The death of a loved one, or having serious health problems oneself, has a way of highlighting the pettiness and pointlessness of much of daily life. What things might survive death? Personal afterlife (liberation, redemption, salvation, etc., depending on your views) and personal legacy (e.g., children and their inheritence, one’s own tangible and intangible contributions to the world, maybe choosing to live/die in a location where one would like to be reborn, etc.) are the main things I can think of. Except as things pertain to either afterlife or legacy, most everything else seems like short-term issues about which one shouldn’t get too stressed or invested.
Usually, I find that being well-educated and/or well-traveled makes people more open/large-minded, tolerant, patient, non-racist, non-nationalistic, peaceful, etc., and that being poorly educated and/or traveled makes people the opposite of those things. People who, mentally or physically, never go far from home usually seem to be the ones who are passionately attached to one (and against all others) religion, ethnic or national identity, sports team, local dialect of a language, and so on. A common metaphor for such people in south and southeast Asian countries is “frogs in a well.”
Many Buddhists apparently don’t know that the first Buddha images were probably created by Greco-Buddhists living in Central Asia. For example, below is one of the earliest Buddha statues, from perhaps the 1st-3rd centuries CE in Gandhara (present-day Afghanistan). Notice the European facial features.

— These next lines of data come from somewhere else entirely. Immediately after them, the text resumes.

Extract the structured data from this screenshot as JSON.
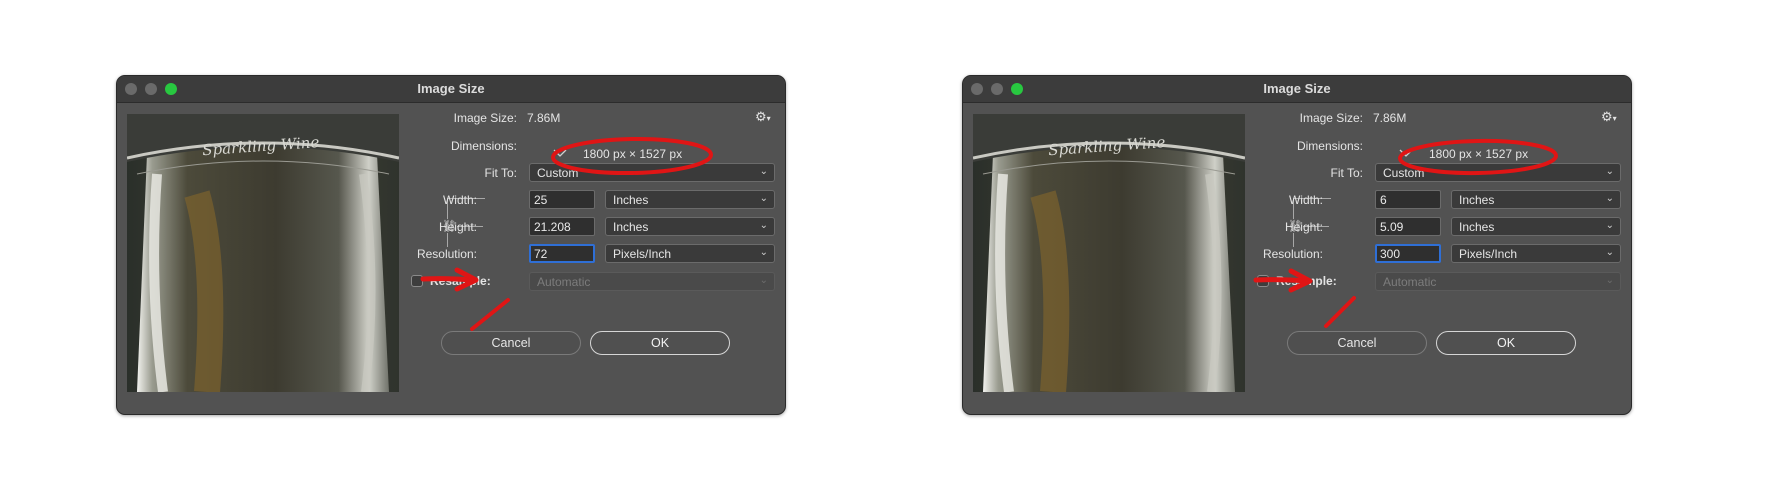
{
  "dialogs": [
    {
      "title": "Image Size",
      "image_size_label": "Image Size:",
      "image_size_value": "7.86M",
      "dimensions_label": "Dimensions:",
      "dimensions_value": "1800 px  ×  1527 px",
      "fit_to_label": "Fit To:",
      "fit_to_value": "Custom",
      "width_label": "Width:",
      "width_value": "25",
      "width_unit": "Inches",
      "height_label": "Height:",
      "height_value": "21.208",
      "height_unit": "Inches",
      "resolution_label": "Resolution:",
      "resolution_value": "72",
      "resolution_unit": "Pixels/Inch",
      "resample_label": "Resample:",
      "resample_value": "Automatic",
      "resample_checked": false,
      "cancel_label": "Cancel",
      "ok_label": "OK",
      "preview_text": "Sparkling Wine"
    },
    {
      "title": "Image Size",
      "image_size_label": "Image Size:",
      "image_size_value": "7.86M",
      "dimensions_label": "Dimensions:",
      "dimensions_value": "1800 px  ×  1527 px",
      "fit_to_label": "Fit To:",
      "fit_to_value": "Custom",
      "width_label": "Width:",
      "width_value": "6",
      "width_unit": "Inches",
      "height_label": "Height:",
      "height_value": "5.09",
      "height_unit": "Inches",
      "resolution_label": "Resolution:",
      "resolution_value": "300",
      "resolution_unit": "Pixels/Inch",
      "resample_label": "Resample:",
      "resample_value": "Automatic",
      "resample_checked": false,
      "cancel_label": "Cancel",
      "ok_label": "OK",
      "preview_text": "Sparkling Wine"
    }
  ],
  "icons": {
    "gear": "gear-icon",
    "link": "link-icon",
    "chevron": "chevron-down-icon"
  },
  "colors": {
    "dialog_bg": "#525252",
    "titlebar_bg": "#3c3c3c",
    "focus_ring": "#2f6fd6",
    "annotation_red": "#e01515",
    "green_button": "#28c840"
  }
}
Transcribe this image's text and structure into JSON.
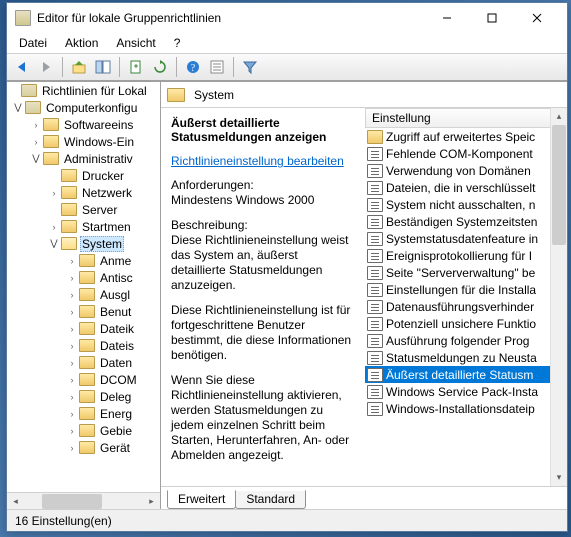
{
  "window": {
    "title": "Editor für lokale Gruppenrichtlinien"
  },
  "menu": {
    "file": "Datei",
    "action": "Aktion",
    "view": "Ansicht",
    "help": "?"
  },
  "tree": {
    "root": "Richtlinien für Lokal",
    "computer": "Computerkonfigu",
    "software": "Softwareeins",
    "windows": "Windows-Ein",
    "admin": "Administrativ",
    "drucker": "Drucker",
    "netzwerk": "Netzwerk",
    "server": "Server",
    "startmen": "Startmen",
    "system": "System",
    "children": [
      "Anme",
      "Antisc",
      "Ausgl",
      "Benut",
      "Dateik",
      "Dateis",
      "Daten",
      "DCOM",
      "Deleg",
      "Energ",
      "Gebie",
      "Gerät"
    ]
  },
  "right": {
    "header": "System",
    "title": "Äußerst detaillierte Statusmeldungen anzeigen",
    "edit_link": "Richtlinieneinstellung bearbeiten",
    "req_label": "Anforderungen:",
    "req_value": "Mindestens Windows 2000",
    "desc_label": "Beschreibung:",
    "desc_p1": "Diese Richtlinieneinstellung weist das System an, äußerst detaillierte Statusmeldungen anzuzeigen.",
    "desc_p2": "Diese Richtlinieneinstellung ist für fortgeschrittene Benutzer bestimmt, die diese Informationen benötigen.",
    "desc_p3": "Wenn Sie diese Richtlinieneinstellung aktivieren, werden Statusmeldungen zu jedem einzelnen Schritt beim Starten, Herunterfahren, An- oder Abmelden angezeigt."
  },
  "list": {
    "header": "Einstellung",
    "items": [
      {
        "label": "Zugriff auf erweitertes Speic",
        "icon": "folder"
      },
      {
        "label": "Fehlende COM-Komponent"
      },
      {
        "label": "Verwendung von Domänen"
      },
      {
        "label": "Dateien, die in verschlüsselt"
      },
      {
        "label": "System nicht ausschalten, n"
      },
      {
        "label": "Beständigen Systemzeitsten"
      },
      {
        "label": "Systemstatusdatenfeature in"
      },
      {
        "label": "Ereignisprotokollierung für I"
      },
      {
        "label": "Seite \"Serververwaltung\" be"
      },
      {
        "label": "Einstellungen für die Installa"
      },
      {
        "label": "Datenausführungsverhinder"
      },
      {
        "label": "Potenziell unsichere Funktio"
      },
      {
        "label": "Ausführung folgender Prog"
      },
      {
        "label": "Statusmeldungen zu Neusta"
      },
      {
        "label": "Äußerst detaillierte Statusm",
        "selected": true
      },
      {
        "label": "Windows Service Pack-Insta"
      },
      {
        "label": "Windows-Installationsdateip"
      }
    ]
  },
  "tabs": {
    "extended": "Erweitert",
    "standard": "Standard"
  },
  "status": "16 Einstellung(en)"
}
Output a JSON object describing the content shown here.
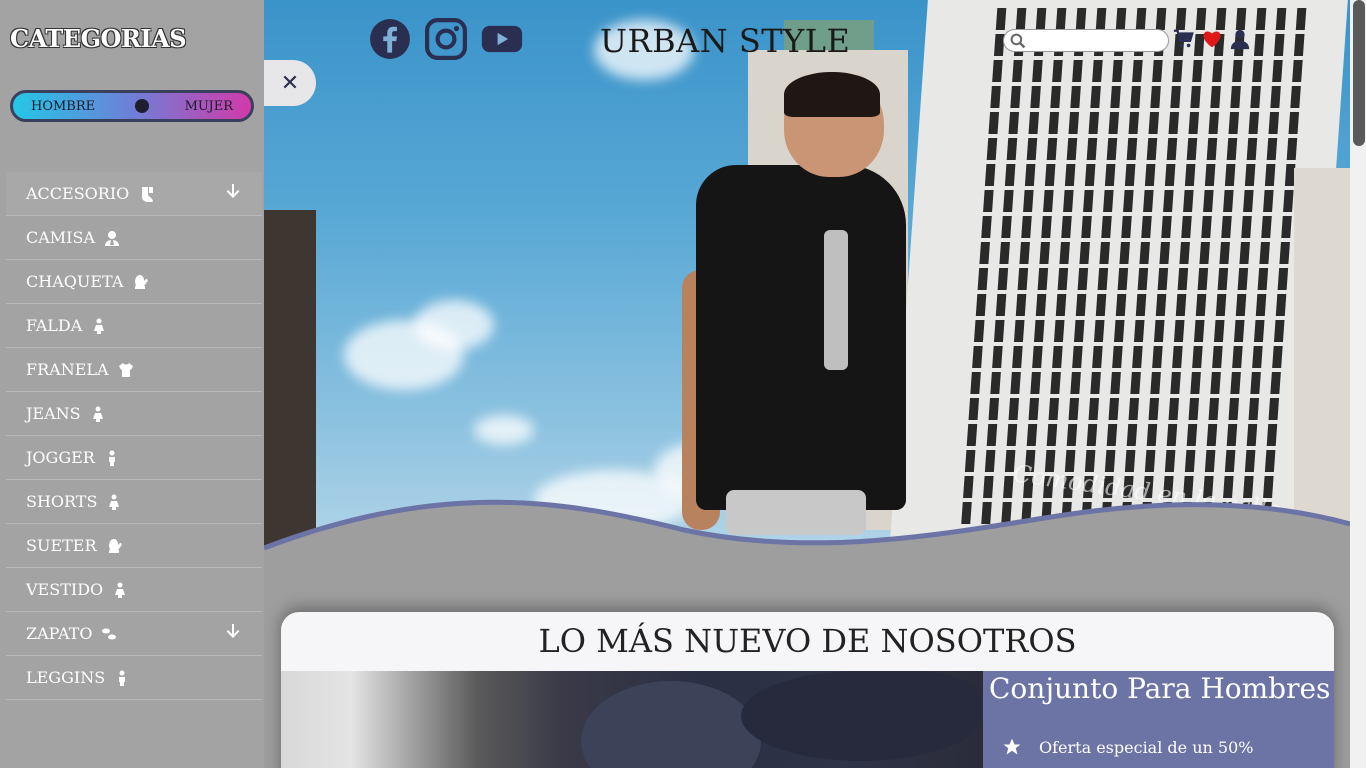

Early Buddhism was mostly aniconic, representing the Buddha with objects like a footprint, an empty throne, a Dhamma/Dharma Wheel, etc. For example, here is an early Indian sculpture from perhaps the 2nd-3rd centuries BCE in Bharhut, India, representing the Buddha as a garland and Dhamma Wheel. Notice that the Wheel’s spokes look more traditional/Hindu, not the Eightfold-Path Wheel usually seen today.